How to complete this task:
Find the string "JSON" in the records. Copy every line it appears in.

──────

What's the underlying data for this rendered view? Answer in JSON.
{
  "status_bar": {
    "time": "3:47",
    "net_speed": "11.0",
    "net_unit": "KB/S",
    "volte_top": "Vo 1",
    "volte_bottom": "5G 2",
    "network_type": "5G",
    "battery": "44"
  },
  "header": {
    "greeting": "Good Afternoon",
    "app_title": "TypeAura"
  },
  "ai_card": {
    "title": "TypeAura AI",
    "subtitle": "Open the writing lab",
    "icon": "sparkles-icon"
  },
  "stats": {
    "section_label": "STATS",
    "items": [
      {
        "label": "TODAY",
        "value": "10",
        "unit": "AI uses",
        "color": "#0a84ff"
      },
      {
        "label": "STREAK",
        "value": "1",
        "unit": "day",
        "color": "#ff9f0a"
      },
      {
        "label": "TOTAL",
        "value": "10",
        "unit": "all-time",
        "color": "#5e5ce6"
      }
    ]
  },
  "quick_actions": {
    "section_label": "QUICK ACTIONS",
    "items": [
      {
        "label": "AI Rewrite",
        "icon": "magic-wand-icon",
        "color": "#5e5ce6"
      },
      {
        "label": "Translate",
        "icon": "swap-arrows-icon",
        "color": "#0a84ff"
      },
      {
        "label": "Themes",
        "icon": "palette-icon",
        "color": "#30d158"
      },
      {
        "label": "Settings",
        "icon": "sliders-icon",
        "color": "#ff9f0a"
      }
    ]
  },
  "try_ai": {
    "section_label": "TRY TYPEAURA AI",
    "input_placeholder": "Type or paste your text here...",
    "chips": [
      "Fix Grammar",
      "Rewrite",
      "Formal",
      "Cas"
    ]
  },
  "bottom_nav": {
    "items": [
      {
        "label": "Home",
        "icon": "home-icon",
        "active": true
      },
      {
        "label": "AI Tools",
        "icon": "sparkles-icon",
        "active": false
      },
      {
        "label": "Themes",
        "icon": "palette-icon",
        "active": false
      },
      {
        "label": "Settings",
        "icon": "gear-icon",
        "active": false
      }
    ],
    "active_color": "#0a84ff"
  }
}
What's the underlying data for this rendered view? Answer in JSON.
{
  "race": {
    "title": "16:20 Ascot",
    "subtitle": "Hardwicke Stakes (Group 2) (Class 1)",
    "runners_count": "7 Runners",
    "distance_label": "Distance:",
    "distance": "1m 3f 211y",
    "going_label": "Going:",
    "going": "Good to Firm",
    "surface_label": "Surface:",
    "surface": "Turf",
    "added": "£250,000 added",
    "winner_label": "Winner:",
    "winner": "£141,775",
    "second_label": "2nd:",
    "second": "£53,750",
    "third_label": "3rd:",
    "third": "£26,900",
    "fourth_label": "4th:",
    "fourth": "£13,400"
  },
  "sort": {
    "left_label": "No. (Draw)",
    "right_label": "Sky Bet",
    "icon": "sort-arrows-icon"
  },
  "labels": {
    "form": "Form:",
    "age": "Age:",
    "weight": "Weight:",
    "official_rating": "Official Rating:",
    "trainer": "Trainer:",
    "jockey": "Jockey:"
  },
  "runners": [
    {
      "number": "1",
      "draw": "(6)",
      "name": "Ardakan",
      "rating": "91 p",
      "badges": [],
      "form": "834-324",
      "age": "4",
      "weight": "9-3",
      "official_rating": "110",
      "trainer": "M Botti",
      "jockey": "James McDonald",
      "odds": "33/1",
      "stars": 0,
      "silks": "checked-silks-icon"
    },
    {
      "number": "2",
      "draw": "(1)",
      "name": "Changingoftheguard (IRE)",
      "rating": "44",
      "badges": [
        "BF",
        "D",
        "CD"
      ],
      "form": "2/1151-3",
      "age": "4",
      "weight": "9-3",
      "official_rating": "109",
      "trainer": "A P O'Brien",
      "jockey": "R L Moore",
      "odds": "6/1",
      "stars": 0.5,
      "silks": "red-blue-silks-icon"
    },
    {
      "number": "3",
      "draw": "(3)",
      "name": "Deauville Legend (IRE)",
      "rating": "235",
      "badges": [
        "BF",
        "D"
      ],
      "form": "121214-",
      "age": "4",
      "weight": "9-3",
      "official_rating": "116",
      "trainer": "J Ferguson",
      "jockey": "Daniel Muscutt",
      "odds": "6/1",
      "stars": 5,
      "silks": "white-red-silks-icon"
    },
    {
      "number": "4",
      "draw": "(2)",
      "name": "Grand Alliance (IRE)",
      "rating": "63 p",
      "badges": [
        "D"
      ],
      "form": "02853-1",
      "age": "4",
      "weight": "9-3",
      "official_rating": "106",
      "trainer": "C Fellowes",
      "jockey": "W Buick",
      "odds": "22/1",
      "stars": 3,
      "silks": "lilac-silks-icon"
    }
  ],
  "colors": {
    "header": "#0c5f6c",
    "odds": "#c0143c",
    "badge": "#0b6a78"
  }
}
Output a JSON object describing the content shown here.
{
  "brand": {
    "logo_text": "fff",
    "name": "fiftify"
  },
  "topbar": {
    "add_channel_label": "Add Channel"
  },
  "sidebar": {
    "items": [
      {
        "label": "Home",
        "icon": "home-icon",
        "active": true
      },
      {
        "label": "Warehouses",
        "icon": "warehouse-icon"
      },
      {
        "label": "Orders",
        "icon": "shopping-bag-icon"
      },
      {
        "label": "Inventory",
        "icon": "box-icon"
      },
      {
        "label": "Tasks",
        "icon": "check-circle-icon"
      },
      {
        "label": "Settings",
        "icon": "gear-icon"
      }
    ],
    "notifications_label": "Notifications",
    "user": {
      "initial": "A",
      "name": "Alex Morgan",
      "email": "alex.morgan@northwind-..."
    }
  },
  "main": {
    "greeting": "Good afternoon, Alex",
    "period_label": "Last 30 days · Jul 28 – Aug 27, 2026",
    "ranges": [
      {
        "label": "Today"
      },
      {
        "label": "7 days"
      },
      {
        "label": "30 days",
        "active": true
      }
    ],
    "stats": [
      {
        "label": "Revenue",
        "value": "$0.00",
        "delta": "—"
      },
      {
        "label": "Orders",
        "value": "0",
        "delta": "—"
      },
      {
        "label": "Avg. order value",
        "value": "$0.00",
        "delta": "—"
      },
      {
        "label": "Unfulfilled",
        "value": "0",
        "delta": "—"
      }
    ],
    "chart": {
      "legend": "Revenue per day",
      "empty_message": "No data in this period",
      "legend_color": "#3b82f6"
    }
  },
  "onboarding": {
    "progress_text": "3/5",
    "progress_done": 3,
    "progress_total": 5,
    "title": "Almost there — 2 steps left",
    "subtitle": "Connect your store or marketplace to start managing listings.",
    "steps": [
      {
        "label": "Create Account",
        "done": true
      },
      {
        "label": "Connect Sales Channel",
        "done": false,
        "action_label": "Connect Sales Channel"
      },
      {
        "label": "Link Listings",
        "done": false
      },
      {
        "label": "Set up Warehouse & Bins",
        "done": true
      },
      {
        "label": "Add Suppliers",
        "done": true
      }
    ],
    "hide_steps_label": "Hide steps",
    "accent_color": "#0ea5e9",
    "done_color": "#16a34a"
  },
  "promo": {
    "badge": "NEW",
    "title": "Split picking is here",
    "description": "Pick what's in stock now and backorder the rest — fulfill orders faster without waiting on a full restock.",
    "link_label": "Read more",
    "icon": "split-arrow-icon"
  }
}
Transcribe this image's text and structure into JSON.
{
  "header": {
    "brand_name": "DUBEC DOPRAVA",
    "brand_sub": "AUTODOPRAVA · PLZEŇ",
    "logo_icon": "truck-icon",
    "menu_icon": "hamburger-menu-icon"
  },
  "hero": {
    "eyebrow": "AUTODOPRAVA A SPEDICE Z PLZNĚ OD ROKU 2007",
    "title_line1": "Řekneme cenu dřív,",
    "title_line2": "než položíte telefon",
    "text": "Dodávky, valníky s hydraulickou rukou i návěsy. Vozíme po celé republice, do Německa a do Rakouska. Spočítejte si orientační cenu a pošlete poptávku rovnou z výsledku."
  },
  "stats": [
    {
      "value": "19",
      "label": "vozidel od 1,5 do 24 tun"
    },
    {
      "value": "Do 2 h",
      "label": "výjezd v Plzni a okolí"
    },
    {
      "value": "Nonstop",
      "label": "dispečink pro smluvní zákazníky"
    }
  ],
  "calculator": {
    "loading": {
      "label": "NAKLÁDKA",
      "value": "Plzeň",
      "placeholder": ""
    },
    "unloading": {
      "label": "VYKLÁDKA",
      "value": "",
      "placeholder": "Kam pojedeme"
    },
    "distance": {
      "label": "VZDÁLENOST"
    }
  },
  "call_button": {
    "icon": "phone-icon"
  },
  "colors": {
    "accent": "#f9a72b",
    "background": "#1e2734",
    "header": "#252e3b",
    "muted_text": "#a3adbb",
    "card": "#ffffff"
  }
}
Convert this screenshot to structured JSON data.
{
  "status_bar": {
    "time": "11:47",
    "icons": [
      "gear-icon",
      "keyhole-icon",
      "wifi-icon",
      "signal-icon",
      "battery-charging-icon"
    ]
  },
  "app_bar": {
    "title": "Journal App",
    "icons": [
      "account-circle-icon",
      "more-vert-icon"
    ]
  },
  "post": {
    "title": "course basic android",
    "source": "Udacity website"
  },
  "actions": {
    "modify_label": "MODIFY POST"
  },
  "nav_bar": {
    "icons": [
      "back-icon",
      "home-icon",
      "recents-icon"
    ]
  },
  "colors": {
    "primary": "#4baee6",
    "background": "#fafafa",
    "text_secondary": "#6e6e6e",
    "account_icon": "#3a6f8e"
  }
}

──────

Result for this exercise:
What's the underlying data for this rendered view? Answer in JSON.
What's the underlying data for this rendered view? Answer in JSON.
Output a JSON object describing the content shown here.
Transcribe this image's text and structure into JSON.
Convert this screenshot to structured JSON data.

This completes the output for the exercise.